GIVEN INFORMATION section start
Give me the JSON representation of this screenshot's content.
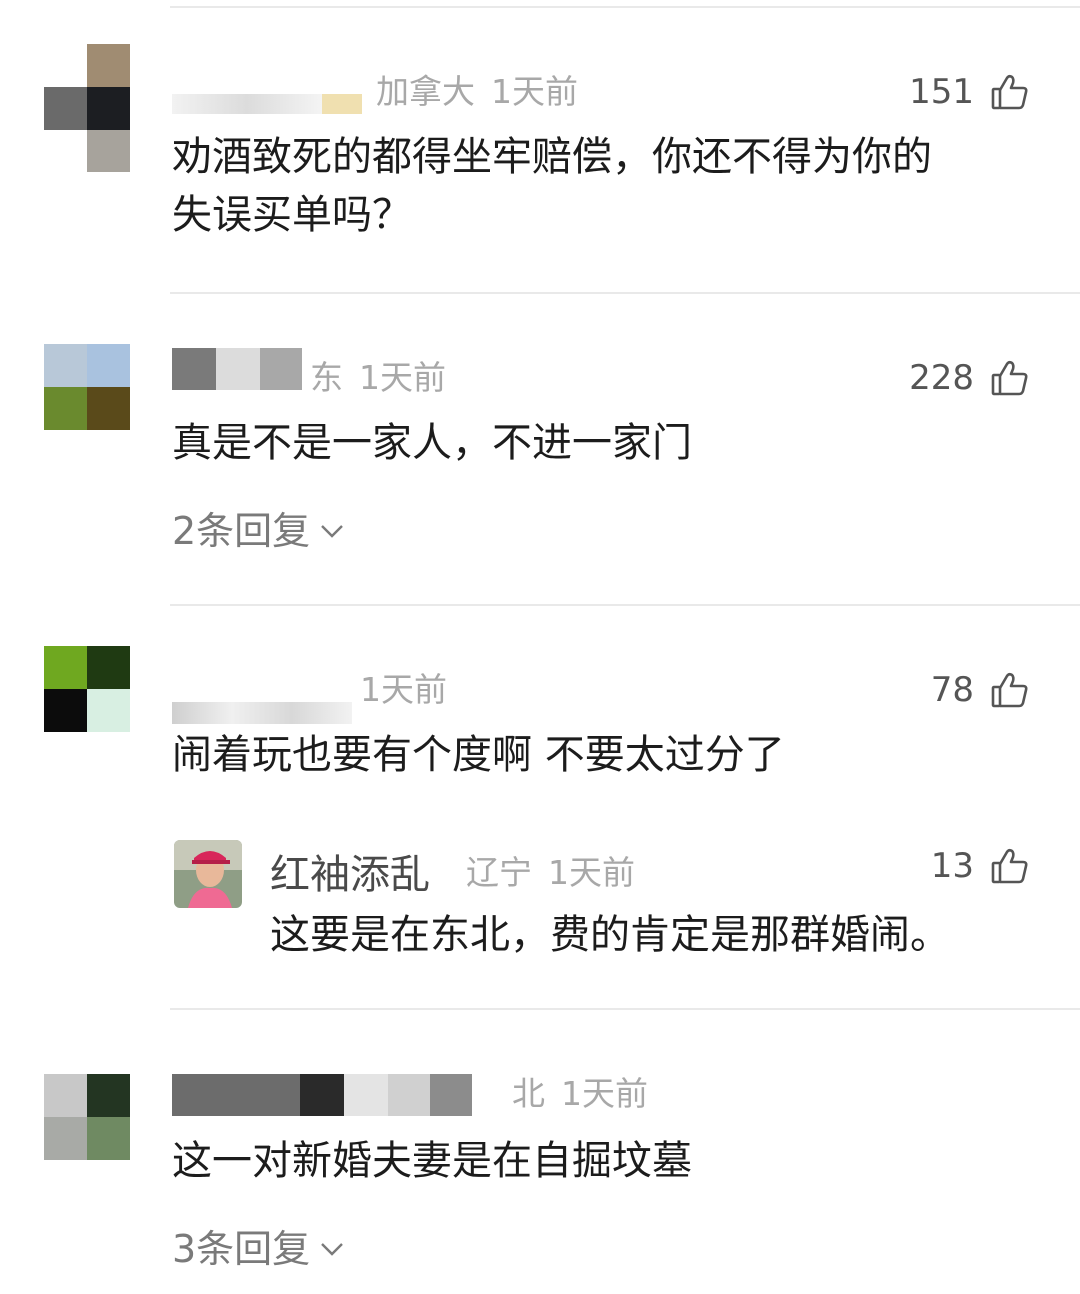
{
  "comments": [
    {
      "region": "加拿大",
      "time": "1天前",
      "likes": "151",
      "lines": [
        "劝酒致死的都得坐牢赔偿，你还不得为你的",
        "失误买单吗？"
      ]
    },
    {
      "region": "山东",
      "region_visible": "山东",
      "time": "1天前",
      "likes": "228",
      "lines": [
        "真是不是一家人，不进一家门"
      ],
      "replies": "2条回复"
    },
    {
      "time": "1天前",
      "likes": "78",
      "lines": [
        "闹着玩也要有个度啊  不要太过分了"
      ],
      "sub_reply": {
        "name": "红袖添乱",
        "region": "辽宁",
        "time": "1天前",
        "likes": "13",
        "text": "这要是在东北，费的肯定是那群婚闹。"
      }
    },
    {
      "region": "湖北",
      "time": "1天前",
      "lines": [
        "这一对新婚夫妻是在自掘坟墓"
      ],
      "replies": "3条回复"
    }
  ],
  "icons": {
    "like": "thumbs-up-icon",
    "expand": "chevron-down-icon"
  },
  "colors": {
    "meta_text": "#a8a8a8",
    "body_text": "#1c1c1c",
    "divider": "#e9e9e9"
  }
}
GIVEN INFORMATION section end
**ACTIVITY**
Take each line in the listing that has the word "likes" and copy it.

**RESPONSE**
      "likes": "151",
      "likes": "228",
      "likes": "78",
        "likes": "13",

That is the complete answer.